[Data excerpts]
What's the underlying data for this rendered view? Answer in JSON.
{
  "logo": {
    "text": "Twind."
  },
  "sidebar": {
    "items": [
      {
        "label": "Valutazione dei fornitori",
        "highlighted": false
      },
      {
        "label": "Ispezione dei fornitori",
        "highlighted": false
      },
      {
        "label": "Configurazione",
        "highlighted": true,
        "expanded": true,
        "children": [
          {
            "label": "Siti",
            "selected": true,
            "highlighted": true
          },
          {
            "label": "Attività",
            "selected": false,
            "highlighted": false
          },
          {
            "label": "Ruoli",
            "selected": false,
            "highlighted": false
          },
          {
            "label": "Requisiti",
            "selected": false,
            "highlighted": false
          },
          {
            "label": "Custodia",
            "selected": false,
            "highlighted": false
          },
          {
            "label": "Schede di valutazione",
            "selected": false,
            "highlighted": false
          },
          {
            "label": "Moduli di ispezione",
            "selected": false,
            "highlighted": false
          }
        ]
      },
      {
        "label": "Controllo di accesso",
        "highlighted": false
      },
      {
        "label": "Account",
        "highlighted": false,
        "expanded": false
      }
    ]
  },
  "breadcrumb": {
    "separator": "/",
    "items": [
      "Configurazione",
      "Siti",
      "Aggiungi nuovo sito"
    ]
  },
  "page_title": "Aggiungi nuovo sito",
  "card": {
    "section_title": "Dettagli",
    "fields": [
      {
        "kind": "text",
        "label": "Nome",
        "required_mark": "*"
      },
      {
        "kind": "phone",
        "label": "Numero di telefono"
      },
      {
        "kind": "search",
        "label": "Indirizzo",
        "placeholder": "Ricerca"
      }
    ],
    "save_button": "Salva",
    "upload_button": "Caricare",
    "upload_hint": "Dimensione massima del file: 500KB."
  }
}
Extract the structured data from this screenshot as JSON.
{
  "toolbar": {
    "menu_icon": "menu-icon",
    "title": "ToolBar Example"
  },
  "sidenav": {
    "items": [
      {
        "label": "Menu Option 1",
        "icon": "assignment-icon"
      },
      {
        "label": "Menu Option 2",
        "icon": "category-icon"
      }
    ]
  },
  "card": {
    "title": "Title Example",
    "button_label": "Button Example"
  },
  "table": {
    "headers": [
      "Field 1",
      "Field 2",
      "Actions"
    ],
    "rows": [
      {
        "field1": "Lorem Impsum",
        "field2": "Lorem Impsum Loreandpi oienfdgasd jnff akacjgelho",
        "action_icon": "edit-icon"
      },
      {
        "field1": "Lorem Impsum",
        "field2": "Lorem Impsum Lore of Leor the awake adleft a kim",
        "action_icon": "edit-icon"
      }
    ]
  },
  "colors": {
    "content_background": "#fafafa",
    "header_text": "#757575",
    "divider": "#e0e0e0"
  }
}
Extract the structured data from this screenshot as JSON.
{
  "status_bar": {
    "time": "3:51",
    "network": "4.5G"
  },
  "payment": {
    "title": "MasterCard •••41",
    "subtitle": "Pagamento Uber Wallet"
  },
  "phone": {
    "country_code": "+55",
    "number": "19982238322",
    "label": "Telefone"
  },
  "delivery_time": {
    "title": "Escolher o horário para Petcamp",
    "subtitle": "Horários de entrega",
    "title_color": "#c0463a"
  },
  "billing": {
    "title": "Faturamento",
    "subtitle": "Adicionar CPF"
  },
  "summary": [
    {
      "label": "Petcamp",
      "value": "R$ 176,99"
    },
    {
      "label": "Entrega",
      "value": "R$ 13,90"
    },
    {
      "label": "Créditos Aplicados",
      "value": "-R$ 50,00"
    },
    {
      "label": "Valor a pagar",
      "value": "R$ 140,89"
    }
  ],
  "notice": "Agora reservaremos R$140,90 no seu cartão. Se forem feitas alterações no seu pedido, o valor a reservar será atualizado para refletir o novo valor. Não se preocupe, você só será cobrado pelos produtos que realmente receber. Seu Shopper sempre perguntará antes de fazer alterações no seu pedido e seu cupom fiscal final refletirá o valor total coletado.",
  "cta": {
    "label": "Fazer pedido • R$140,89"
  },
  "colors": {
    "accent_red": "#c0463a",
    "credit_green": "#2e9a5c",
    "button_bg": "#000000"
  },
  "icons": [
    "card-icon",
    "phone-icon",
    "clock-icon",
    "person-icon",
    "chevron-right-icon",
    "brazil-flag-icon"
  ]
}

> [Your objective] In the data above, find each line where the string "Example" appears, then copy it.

> [Exercise answer]
    "title": "ToolBar Example"
    "title": "Title Example",
    "button_label": "Button Example"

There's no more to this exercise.